"Don't be unsociable," she chided him. "Other people would like to meet an interesting guy like you." Harry did not bother to sound interested herself.
Seeing how familiarly she socialized with the marina boys, John wished he had never laid eyes on her before now, so they could begin a relationship without any unhappy memories to depress them.
"Harry, with that dress on, you remind me of a honey bee," Joe said. "You goin' to the nest anytime soon?"
"Harry, you really think Southerners talk slower?"
"It shore dudn't mean they think slower."
"Well, Renny," Retta said, "don't you say 'they.' You're a 'we.'"
"Everyone in New England zips through conversations."
"What do they zip, though? I don't know y'alls customs too well."
"Guys from the South are so sociable."
"Demonstrative, too," Renny added.
"Mummy said she ate at a restaurant with my dad when they toured Acadia National Park. The waiters and waitresses were all Southerners because they're more courteous to the guests."
"Are New Englanders uncourteous? Is that why y'all got the Southerners working there?"
"New Englanders are Puritans, right? The Pilgrims?"
"There aren't so many Puritans in New England today."
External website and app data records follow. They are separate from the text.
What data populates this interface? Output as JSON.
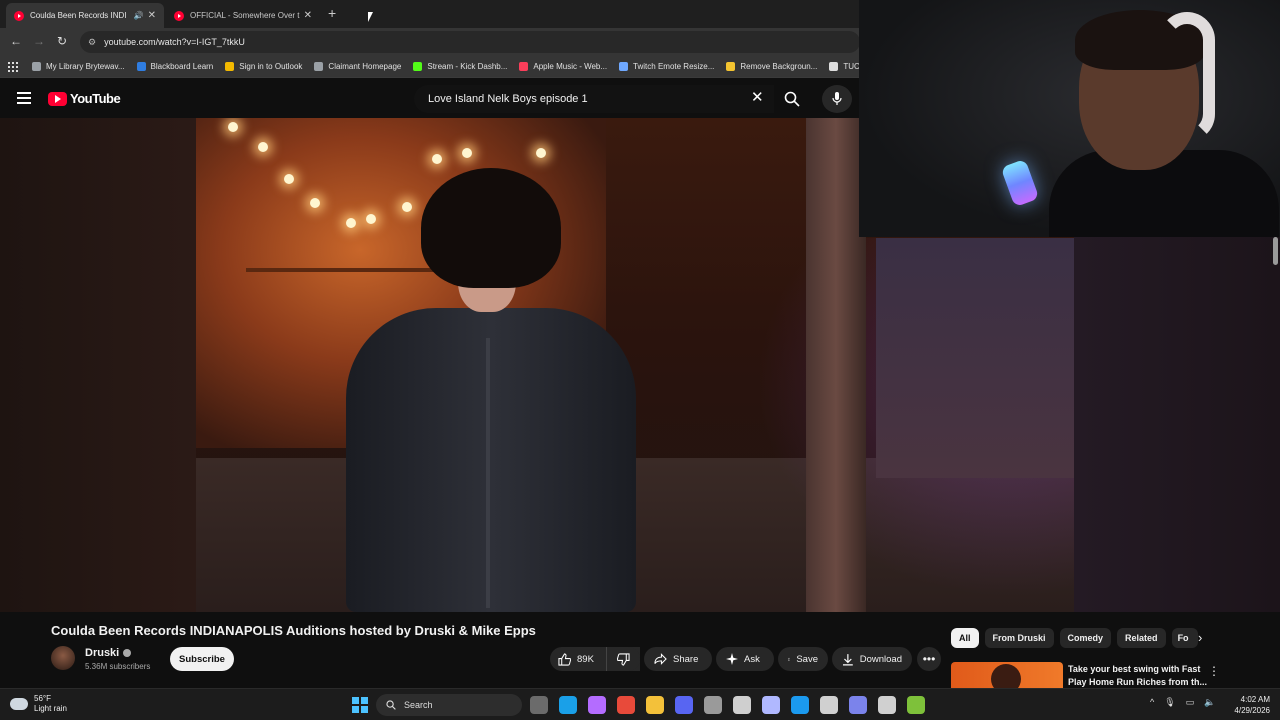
{
  "browser": {
    "tabs": [
      {
        "title": "Coulda Been Records INDI",
        "active": true
      },
      {
        "title": "OFFICIAL - Somewhere Over th",
        "active": false
      }
    ],
    "url": "youtube.com/watch?v=I-IGT_7tkkU",
    "bookmarks": [
      {
        "label": "My Library Brytewav...",
        "color": "#9aa0a6"
      },
      {
        "label": "Blackboard Learn",
        "color": "#2f7de1"
      },
      {
        "label": "Sign in to Outlook",
        "color": "#f3b900"
      },
      {
        "label": "Claimant Homepage",
        "color": "#9aa0a6"
      },
      {
        "label": "Stream - Kick Dashb...",
        "color": "#53fc18"
      },
      {
        "label": "Apple Music - Web...",
        "color": "#fa3e5a"
      },
      {
        "label": "Twitch Emote Resize...",
        "color": "#6fa8ff"
      },
      {
        "label": "Remove Backgroun...",
        "color": "#f4c430"
      },
      {
        "label": "TUCK",
        "color": "#dddddd"
      }
    ]
  },
  "youtube": {
    "logo_text": "YouTube",
    "search_query": "Love Island Nelk Boys episode 1",
    "video": {
      "title": "Coulda Been Records INDIANAPOLIS Auditions hosted by Druski & Mike Epps",
      "channel": "Druski",
      "subscribers": "5.36M subscribers",
      "subscribe_label": "Subscribe",
      "likes": "89K",
      "share_label": "Share",
      "ask_label": "Ask",
      "save_label": "Save",
      "download_label": "Download"
    },
    "chips": [
      "All",
      "From Druski",
      "Comedy",
      "Related",
      "Fo"
    ],
    "recommended": {
      "title": "Take your best swing with Fast Play Home Run Riches from th..."
    }
  },
  "taskbar": {
    "weather_temp": "56°F",
    "weather_desc": "Light rain",
    "search_label": "Search",
    "time": "4:02 AM",
    "date": "4/29/2026",
    "app_icon_colors": [
      "#6b6b6b",
      "#1aa0e8",
      "#b46cff",
      "#e84a3a",
      "#f3c13a",
      "#5865f2",
      "#9a9a9a",
      "#cfcfcf",
      "#b0b8ff",
      "#1b9aef",
      "#d0d0d0",
      "#7b83eb",
      "#d0d0d0",
      "#7ec13a"
    ]
  }
}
8) North vs. South II, page 248:

Harry glared at him. "Make it snappy. People are waiting for me."
"Did you make it with that guy?" John could hardly believe he asked.
"It's none of your business."
She was right. The truth was he really did not care now. As he turned to leave, she blurted, "Since you have the nerve to ask, no."
In the curious pause that followed, John wondered if she was being truthful.
"We engaged in a lot of foreplay," she admitted.
John stared slack-jawed. This girl was really something. He had never known people from New England before and had no idea what they were like. His Leemer relatives
had said they visited Boston for the Bicentennial. Cousin Lamar had idly watched the girls and noted in wonderment, "Some of 'em don't got on any underwear."
At least Harry wore hers, if kind of visibly.

9) Appalachian Square Dance, page 261:

Everyone made a circle at the behest of a stooped man with slicked-up blond hair, who yelled directions in a whiny singsong voice over the music of a bluegrass band.
John, Mel, Cynthia, and Gina lined up on one side of the gym. John could see Harry on the opposite side with Julie and the marina crowd. She tuned him out, never once looking his way.
At first, dancers held hands in a circle, then the caller split them into quartets and finally pairs. Often John did not know his partner--from stocky, middle-age women to little girls in starched, lacy dresses--but everyone at the dance was either a summer resident or a local, and the differences between them were plain to see.
The local boys had sallow faces, wiry bodies, and skulked rather than walked. Many wore plain undershirts, blue jeans, and boots with taps for a harder hitting surface on the wood floor. Their stern, mopey faces seemed out of place with the frenetic cadence. Older local women wore big hairstyles and red or black outfits. Younger women wore jeans with flannel shirts and conversed raucously.
In general, the people from the lake were young and wore coordinated summer casuals. The boys were healthy, impudent, and bossy. Harry, Sarah, and Retta wore skirts and blouses. Cynthia wore dark-red jeans, Julie gold corduroy.
John was thrill when he was paired off with Harry. He whirled her around, excited by the touch of her body, but she did not make eye contact, just behaved like a pleasant stranger.